What extent of temperature change should be provided varies according to the wavelength conversion optical system, so, in the wavelength conversion optical system, temperature changes such that deep ultraviolet is no longer generated to the extent of becoming a problem should be experimentally determined and provided. In terms of shortening the warm up time, it is preferable to make the temperature change as small as possible.

In the third embodiment, when such a laser light source is caused to standby, the timing of the pulse generated from semiconductor laser 1 and the timing of the pulse generated from semiconductor laser 9 are shifted by shifting the output timing of a pulse generator 22 that supplies signals to the respective semiconductor lasers 1, 9. In the wavelength conversion optical system, with the timing at which a fifth harmonic formed from the fundamental harmonic generated from semiconductor laser 1 is reflected by the dichroic mirror 14 and is incident to seventh harmonic generator 16 and the timing at which the fundamental harmonic generated from semiconductor laser 9 and a second harmonic formed therefrom pass through the dichroic mirror 14 and are incident to seventh harmonic generator 16 being the same, a second harmonic and a fifth harmonic from among these are superposed, thereby generating a seventh harmonic with good efficiency. When the timing of the pulse generated from this semiconductor laser 1 and the timing of the pulse generated from semiconductor laser 9 are shifted from the usage moving status timing, there is less superposing of a second harmonic and a fifth harmonic or there is no longer superposing at all. Through this, the seventh harmonic generation efficiency drops, or a seventh harmonic is no longer generated. Therefore, deep ultraviolet light generation drops, and there is no damage to seventh harmonic generator 16 and eighth harmonic generator 17.
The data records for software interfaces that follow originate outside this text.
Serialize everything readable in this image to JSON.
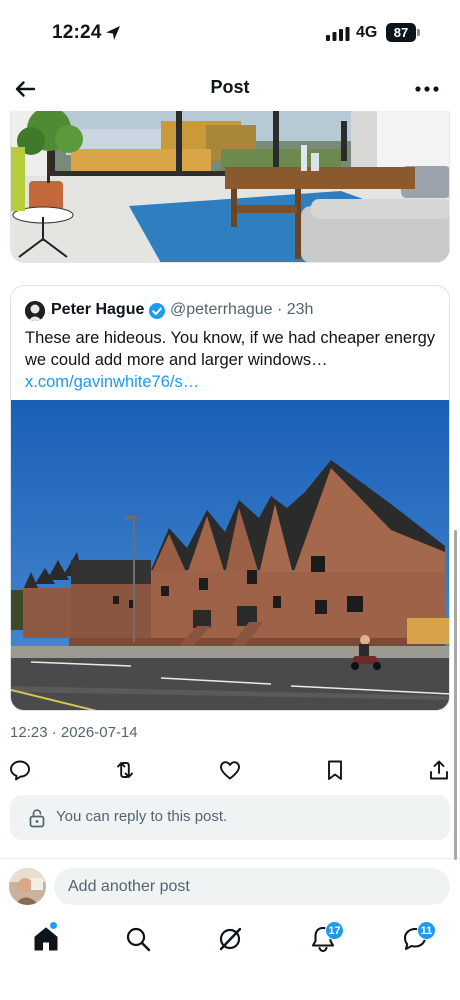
{
  "status_bar": {
    "time": "12:24",
    "network": "4G",
    "battery": "87"
  },
  "header": {
    "title": "Post"
  },
  "quote": {
    "name": "Peter Hague",
    "handle_time": "@peterrhague · 23h",
    "text": "These are hideous. You know, if we had cheaper energy we could add more and larger windows…",
    "link": "x.com/gavinwhite76/s…"
  },
  "post": {
    "timestamp": "12:23 · 2026-07-14"
  },
  "actions": [
    "reply-icon",
    "repost-icon",
    "like-icon",
    "bookmark-icon",
    "share-icon"
  ],
  "reply_notice": {
    "text": "You can reply to this post."
  },
  "compose": {
    "placeholder": "Add another post"
  },
  "tabbar": {
    "notifications_badge": "17",
    "messages_badge": "11"
  },
  "colors": {
    "accent": "#1d9bf0",
    "text_primary": "#0f1419",
    "text_secondary": "#536471",
    "surface": "#eff3f4"
  }
}
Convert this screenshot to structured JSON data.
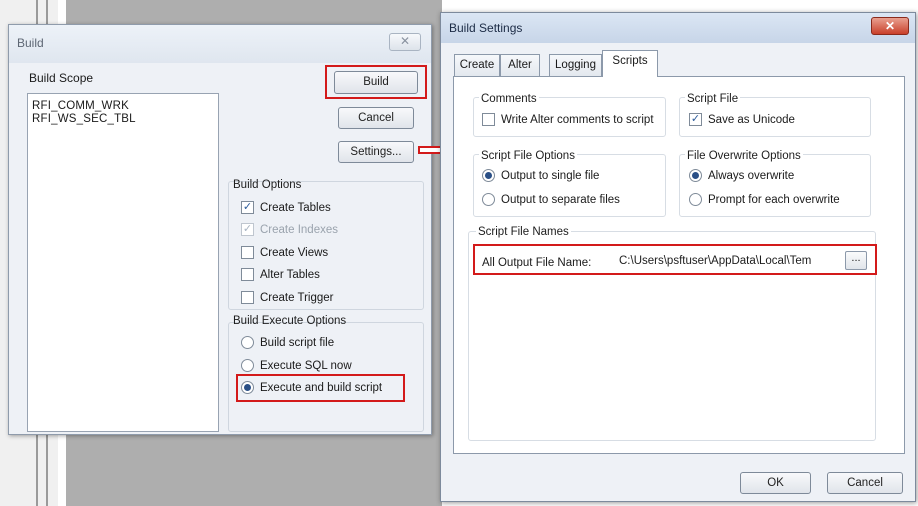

In returning from a standby status to a usage status, the relative relationship of the pulse generation timing should be returned to its original setting, and it is possible to instantly return to a usage status. FIG. 2 is a drawing that shows an eighth harmonic pulse waveform when the pulse generation timing has been shifted in this way. In this case, an eighth harmonic is generated at nsec intervals, but there is a place along the way in which one pulse is missing. This location is a location in which the relative relationship of the pulse generation timing has been shifted from a normal usage status. Specifically, in this case, it is understood that, at 500 nsec, there is a shift from a standby status to a usage status. In addition, if such a method is used, it is also possible to generate any pulse array pattern and to control the energy of the individual pulses.

In addition, electrooptical elements (EOMs) may be respectively arranged in the vicinity of semiconductor laser 1 and semiconductor laser 9, and the timing of extracting pulsed laser lights of the electrooptical elements may also be relatively shifted in order to relatively shift the timing of the pulsed laser light generated from the respective electrooptical elements. The description relating to the wavelength conversion optical system in this case is similar to that of the third embodiment.

In the above, descriptions have been given with respect to three embodiments, but the present invention is one that may be achieved if the wavelength conversion efficiencies of the wavelength conversion elements are reduced by any method. For example, in the case in which the wavelength conversion elements are nonlinear optical crystals, it is possible to realize the present invention even with a method such that the angle formed by the crystal axes thereof and the optical axis is changed or such that the positional relationship of the respective elements of the wavelength conversion optical system is changed.

Classifications
U.S. Classification372/21
International ClassificationH01S3/106
Cooperative ClassificationH01S3/005, H01S3/10015, H01S5/0612, G02F1/3534, H01S3/10007, H01S3/06754, H01S3/2383, G02F1/3532, G02F2001/354
European ClassificationH01S3/10A, H01S3/23P, G02F1/35W3
Legal Events
DateCodeEventDescription
Apr 15, 2008ASAssignment
Owner name: NIKON CORPORATION, JAPAN
Free format text: ASSIGNMENT OF ASSIGNORS INTEREST;ASSIGNORS:TOKUHISA, AKIRA;TAKADA, YASUTOSHI;REEL/FRAME:020809/0755
Effective date: 20080328